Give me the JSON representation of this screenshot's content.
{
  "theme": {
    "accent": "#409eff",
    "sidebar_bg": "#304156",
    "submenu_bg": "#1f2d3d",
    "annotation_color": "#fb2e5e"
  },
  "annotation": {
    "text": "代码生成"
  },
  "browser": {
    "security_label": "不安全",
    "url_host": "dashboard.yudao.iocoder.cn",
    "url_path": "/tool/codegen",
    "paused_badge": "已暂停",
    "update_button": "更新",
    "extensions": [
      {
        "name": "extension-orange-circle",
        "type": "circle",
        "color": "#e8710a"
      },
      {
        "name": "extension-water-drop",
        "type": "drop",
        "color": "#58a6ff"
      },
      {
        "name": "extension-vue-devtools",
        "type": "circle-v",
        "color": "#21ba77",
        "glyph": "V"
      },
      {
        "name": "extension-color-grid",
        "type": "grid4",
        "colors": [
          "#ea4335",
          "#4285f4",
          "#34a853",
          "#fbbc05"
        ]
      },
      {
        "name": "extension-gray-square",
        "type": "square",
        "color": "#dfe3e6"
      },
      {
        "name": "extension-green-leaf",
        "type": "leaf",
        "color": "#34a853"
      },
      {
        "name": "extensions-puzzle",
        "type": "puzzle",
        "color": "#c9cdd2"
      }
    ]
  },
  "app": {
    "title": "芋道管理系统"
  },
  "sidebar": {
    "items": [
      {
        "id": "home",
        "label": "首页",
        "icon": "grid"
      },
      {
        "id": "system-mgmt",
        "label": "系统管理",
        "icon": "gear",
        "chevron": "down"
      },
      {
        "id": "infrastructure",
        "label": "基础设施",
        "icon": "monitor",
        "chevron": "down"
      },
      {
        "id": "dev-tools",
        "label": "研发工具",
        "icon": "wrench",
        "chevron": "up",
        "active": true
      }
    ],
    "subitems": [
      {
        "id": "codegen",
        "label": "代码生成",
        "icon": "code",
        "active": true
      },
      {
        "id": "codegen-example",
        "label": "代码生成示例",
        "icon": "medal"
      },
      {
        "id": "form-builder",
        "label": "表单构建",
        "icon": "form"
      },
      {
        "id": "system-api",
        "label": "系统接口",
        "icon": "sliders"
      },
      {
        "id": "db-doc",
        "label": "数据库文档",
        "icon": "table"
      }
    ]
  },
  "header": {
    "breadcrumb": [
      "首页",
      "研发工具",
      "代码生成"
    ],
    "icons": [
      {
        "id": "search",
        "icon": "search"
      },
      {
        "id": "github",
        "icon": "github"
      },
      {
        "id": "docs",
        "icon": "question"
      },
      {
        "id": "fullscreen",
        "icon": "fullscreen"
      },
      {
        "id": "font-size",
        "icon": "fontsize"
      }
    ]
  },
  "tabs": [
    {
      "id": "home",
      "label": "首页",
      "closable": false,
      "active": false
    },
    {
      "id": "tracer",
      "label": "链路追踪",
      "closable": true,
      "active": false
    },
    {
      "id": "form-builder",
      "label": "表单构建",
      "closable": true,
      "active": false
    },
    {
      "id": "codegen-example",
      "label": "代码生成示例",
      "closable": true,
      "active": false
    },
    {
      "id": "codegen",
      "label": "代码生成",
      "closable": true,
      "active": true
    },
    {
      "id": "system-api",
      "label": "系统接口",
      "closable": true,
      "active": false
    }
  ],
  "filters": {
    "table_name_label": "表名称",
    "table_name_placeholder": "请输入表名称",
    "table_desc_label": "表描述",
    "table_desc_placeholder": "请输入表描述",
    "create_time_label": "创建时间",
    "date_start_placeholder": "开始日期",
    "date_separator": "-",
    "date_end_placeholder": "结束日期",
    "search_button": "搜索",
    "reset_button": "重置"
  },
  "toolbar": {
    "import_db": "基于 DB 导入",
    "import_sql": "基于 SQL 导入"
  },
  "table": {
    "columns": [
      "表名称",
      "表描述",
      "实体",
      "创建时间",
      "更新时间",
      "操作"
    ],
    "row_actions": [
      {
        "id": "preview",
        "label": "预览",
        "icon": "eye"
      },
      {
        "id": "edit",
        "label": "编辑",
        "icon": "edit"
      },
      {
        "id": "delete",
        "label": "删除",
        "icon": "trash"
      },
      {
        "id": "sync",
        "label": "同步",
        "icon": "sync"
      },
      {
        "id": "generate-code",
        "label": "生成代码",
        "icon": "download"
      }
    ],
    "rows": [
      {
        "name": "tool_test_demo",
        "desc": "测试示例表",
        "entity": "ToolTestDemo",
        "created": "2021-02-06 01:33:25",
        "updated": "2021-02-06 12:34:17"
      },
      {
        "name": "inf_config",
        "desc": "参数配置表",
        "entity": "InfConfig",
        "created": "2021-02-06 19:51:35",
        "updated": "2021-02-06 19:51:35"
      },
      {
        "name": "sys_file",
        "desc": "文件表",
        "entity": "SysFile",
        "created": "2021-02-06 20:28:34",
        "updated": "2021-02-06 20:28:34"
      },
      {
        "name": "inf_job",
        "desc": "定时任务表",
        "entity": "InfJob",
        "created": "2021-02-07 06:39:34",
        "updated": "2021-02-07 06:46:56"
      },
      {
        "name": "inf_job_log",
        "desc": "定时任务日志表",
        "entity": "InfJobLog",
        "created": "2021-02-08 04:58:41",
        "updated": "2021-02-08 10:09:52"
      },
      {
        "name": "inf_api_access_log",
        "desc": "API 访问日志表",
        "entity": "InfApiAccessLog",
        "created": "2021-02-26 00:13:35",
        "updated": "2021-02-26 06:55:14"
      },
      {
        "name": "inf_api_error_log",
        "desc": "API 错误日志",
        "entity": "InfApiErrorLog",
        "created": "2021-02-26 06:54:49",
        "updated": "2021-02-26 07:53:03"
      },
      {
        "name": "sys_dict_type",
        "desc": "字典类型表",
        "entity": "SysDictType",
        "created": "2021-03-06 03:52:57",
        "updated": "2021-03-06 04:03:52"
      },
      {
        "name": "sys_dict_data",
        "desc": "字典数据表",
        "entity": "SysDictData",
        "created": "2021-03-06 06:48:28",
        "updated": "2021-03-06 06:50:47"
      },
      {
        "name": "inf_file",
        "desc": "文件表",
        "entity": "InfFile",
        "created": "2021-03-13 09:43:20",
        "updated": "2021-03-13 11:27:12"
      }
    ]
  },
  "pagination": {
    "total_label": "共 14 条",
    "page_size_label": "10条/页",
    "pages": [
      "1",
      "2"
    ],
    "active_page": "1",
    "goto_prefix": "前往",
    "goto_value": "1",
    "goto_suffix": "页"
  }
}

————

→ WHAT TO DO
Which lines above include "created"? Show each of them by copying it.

→ SOLUTION TO THIS PROBLEM
        "created": "2021-02-06 01:33:25",
        "created": "2021-02-06 19:51:35",
        "created": "2021-02-06 20:28:34",
        "created": "2021-02-07 06:39:34",
        "created": "2021-02-08 04:58:41",
        "created": "2021-02-26 00:13:35",
        "created": "2021-02-26 06:54:49",
        "created": "2021-03-06 03:52:57",
        "created": "2021-03-06 06:48:28",
        "created": "2021-03-13 09:43:20",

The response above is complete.